• **Record excerpts**
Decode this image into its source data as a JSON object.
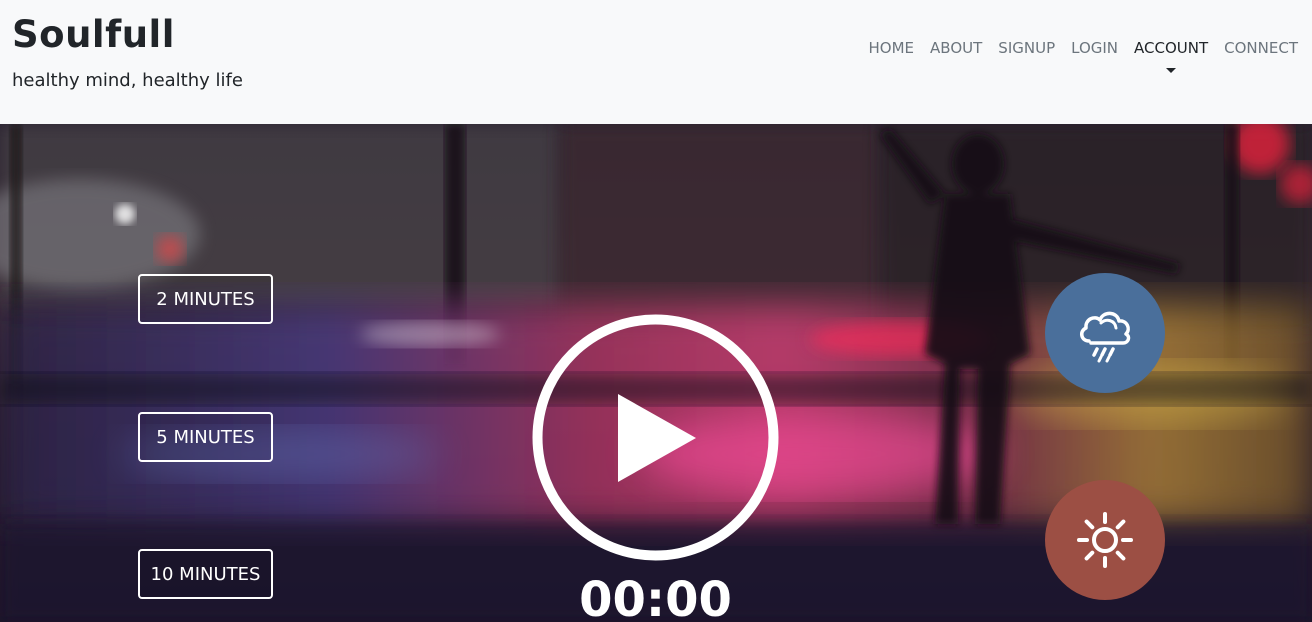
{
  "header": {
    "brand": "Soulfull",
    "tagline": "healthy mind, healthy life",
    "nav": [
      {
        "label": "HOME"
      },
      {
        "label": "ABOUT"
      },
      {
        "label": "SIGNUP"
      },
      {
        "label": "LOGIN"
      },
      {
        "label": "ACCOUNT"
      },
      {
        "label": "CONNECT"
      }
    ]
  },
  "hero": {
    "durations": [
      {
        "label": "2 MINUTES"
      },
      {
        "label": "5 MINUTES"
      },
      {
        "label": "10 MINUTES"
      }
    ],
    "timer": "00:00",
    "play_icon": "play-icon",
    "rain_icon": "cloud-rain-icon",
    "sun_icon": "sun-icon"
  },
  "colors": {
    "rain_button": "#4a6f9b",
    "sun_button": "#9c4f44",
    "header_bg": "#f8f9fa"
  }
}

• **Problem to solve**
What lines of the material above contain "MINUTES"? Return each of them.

• **Answer for this exercise**
        "label": "2 MINUTES"
        "label": "5 MINUTES"
        "label": "10 MINUTES"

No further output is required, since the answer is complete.